▸ What the task asks:
Filter the entries below, keeping only lines with "could".
#####
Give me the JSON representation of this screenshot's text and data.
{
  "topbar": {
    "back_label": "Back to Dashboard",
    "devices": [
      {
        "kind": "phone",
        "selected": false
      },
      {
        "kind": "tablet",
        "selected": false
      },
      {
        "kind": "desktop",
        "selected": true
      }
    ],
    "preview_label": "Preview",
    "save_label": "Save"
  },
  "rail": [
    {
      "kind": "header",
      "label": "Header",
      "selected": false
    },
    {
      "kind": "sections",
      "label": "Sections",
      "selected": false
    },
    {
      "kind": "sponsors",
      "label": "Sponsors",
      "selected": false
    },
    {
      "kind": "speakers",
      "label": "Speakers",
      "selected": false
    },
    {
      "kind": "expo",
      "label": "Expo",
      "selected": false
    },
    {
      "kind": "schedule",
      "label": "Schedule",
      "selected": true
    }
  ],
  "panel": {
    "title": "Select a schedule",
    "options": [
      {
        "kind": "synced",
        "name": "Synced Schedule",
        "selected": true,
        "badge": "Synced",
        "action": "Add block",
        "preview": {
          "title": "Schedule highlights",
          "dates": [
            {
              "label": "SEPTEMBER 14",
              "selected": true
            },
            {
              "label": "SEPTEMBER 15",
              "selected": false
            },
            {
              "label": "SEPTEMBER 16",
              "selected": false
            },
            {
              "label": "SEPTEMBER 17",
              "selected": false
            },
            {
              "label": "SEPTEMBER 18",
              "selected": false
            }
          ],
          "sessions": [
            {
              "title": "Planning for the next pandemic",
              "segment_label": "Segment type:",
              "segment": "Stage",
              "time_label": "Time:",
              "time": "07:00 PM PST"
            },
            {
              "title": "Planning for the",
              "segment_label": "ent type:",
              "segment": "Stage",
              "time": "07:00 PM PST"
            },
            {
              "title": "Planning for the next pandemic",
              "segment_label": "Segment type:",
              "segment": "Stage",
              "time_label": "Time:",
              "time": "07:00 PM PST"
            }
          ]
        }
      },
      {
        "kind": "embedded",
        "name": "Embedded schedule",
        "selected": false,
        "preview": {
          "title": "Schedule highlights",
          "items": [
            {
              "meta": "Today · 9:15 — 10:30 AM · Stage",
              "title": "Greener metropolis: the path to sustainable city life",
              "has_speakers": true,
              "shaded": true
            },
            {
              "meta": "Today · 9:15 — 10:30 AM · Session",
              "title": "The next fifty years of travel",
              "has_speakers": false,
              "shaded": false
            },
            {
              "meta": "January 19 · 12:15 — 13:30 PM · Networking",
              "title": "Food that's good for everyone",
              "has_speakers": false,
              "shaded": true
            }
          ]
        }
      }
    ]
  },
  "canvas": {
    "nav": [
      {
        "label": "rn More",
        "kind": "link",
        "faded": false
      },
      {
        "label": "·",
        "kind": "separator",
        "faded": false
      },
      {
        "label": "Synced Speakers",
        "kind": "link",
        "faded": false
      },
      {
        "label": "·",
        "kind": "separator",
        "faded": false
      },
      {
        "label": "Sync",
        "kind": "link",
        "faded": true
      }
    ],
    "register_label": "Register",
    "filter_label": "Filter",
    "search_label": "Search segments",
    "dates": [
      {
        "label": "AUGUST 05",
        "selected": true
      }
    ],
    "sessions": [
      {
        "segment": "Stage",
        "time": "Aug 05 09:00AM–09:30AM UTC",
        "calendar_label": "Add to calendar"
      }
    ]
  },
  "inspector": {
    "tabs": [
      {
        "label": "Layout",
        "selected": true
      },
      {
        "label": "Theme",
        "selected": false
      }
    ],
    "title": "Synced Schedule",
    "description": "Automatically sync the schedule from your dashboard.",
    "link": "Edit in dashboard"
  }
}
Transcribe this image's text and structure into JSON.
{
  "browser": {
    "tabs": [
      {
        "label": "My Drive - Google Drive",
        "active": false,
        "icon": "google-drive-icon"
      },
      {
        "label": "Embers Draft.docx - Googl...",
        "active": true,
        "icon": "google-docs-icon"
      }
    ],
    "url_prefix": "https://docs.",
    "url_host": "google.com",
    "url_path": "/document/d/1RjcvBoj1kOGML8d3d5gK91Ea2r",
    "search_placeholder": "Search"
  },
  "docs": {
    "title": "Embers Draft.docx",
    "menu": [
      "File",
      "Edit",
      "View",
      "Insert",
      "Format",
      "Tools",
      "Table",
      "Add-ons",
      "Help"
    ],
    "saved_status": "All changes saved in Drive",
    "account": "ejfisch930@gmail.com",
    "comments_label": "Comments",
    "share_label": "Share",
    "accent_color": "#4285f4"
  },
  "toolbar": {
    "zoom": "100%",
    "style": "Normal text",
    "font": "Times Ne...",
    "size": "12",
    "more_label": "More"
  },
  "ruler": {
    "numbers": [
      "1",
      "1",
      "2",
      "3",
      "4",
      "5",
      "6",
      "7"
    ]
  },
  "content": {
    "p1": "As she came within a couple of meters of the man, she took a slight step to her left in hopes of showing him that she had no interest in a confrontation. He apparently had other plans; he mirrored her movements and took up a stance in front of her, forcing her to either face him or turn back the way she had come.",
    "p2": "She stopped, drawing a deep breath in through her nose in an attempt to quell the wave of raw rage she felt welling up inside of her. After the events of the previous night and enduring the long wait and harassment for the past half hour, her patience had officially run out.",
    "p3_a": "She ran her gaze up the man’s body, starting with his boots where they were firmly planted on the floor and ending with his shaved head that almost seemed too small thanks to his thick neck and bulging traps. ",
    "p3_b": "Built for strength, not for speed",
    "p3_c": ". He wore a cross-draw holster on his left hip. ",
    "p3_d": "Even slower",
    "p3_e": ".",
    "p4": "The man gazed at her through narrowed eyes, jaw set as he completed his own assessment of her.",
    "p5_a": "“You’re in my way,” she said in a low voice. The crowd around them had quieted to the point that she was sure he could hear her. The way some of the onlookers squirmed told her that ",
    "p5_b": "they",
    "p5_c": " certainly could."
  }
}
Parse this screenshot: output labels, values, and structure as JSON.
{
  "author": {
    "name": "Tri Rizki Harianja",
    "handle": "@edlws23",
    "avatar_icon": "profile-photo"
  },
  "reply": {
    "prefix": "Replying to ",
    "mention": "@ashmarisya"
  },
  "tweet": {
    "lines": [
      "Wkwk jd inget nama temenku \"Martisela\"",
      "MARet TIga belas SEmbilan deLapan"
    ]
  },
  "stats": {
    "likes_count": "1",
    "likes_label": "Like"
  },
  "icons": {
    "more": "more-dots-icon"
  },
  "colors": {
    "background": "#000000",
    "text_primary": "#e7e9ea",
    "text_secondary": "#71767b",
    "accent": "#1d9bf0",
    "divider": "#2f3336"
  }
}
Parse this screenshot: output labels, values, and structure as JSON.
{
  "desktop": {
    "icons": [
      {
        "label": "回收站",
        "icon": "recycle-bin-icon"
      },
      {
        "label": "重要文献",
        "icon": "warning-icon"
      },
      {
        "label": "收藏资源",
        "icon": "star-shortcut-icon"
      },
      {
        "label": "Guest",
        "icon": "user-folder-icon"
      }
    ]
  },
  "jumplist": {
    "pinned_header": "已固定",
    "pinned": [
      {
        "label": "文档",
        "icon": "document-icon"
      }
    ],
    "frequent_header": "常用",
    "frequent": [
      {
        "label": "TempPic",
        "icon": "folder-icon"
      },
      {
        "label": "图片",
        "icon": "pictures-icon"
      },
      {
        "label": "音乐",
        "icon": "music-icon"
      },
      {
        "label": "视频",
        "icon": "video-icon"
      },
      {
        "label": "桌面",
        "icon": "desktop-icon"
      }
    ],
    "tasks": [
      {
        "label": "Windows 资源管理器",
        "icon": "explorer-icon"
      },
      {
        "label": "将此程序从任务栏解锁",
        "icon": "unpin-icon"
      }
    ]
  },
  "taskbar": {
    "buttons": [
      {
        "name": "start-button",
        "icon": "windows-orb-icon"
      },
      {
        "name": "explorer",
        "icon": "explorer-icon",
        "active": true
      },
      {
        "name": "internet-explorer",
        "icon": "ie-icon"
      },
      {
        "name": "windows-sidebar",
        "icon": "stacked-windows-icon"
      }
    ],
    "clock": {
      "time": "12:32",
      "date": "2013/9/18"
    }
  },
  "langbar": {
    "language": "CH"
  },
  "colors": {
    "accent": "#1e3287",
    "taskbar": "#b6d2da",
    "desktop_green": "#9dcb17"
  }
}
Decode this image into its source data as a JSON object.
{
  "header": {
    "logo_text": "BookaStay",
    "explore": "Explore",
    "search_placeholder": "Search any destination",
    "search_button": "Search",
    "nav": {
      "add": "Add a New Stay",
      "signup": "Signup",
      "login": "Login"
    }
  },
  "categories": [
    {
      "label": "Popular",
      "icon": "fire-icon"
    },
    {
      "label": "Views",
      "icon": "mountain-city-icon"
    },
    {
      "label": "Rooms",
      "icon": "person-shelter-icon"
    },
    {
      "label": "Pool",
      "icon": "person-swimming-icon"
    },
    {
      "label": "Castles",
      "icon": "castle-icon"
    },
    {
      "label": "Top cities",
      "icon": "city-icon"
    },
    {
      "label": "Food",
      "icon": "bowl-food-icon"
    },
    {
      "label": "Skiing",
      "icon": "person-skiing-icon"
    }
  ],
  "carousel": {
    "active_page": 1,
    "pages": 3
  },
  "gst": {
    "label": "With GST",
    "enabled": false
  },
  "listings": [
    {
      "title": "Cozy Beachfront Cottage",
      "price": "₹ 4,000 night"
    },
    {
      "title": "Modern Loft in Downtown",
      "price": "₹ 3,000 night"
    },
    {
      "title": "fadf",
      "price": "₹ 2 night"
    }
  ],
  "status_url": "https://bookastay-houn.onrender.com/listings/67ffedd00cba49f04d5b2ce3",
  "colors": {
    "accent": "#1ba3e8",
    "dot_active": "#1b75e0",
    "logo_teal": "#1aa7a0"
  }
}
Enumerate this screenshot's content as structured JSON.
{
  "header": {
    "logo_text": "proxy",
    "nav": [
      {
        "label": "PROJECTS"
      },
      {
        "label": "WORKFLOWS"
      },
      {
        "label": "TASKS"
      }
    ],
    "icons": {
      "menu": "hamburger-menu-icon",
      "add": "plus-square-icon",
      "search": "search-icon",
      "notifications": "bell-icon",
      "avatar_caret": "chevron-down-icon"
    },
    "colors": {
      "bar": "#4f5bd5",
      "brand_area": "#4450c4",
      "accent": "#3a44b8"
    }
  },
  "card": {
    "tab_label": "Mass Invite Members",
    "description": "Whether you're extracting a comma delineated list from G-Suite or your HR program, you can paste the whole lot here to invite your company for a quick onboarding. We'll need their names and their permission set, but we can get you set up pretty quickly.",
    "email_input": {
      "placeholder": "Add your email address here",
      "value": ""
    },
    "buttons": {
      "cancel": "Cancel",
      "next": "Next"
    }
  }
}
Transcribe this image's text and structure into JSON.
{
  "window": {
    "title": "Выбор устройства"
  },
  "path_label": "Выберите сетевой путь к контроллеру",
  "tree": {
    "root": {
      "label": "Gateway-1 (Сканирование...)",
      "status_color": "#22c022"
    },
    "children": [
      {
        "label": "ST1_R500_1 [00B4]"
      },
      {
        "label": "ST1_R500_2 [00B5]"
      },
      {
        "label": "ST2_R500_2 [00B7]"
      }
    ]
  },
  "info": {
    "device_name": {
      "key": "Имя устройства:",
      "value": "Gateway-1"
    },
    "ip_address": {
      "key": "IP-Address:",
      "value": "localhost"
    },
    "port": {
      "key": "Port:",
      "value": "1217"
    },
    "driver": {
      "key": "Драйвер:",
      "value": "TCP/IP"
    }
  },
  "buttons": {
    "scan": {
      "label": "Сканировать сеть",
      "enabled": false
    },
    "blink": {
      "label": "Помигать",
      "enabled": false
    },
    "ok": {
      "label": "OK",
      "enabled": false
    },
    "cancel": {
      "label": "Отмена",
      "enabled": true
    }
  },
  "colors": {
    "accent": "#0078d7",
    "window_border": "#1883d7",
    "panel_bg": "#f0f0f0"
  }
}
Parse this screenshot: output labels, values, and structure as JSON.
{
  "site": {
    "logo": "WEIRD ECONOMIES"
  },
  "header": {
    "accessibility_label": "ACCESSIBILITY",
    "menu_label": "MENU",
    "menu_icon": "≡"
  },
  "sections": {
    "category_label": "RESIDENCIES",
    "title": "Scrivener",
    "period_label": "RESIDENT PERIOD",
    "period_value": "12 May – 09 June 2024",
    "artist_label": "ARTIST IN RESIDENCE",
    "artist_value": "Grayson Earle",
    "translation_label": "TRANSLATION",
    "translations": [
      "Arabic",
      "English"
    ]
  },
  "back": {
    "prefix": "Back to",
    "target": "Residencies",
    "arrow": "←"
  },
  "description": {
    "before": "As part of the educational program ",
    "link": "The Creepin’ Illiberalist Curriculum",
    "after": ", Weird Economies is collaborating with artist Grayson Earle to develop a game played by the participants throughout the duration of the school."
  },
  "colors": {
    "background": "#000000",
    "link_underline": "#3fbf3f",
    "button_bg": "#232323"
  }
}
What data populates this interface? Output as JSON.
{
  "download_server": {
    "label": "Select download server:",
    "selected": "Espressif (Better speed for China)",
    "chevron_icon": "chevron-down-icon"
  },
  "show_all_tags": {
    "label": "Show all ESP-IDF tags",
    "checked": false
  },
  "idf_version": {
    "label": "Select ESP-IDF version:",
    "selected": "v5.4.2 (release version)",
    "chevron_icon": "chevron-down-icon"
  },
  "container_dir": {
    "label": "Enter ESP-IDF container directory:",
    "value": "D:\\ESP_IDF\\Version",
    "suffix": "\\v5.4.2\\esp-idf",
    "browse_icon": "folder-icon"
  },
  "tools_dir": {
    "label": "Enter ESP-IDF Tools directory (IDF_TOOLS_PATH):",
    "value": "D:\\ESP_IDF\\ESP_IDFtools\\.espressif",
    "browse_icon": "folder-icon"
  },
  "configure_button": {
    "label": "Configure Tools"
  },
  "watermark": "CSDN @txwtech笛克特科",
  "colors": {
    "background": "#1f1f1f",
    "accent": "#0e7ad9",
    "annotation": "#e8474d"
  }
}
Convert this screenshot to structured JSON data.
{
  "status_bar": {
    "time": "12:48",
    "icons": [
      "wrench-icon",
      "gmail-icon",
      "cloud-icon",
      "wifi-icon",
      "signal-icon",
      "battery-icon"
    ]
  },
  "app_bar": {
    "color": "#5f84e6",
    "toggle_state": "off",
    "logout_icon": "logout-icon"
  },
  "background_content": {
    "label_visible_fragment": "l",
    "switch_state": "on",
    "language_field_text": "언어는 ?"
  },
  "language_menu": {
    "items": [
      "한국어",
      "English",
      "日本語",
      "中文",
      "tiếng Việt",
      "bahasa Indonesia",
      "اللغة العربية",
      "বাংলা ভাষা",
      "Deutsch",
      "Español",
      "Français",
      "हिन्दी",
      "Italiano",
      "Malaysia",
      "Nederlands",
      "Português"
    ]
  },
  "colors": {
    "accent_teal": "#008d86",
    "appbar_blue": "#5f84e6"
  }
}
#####
▸ Solution to the exercise:
    "p5_a": "“You’re in my way,” she said in a low voice. The crowd around them had quieted to the point that she was sure he could hear her. The way some of the onlookers squirmed told her that ",
    "p5_c": " certainly could."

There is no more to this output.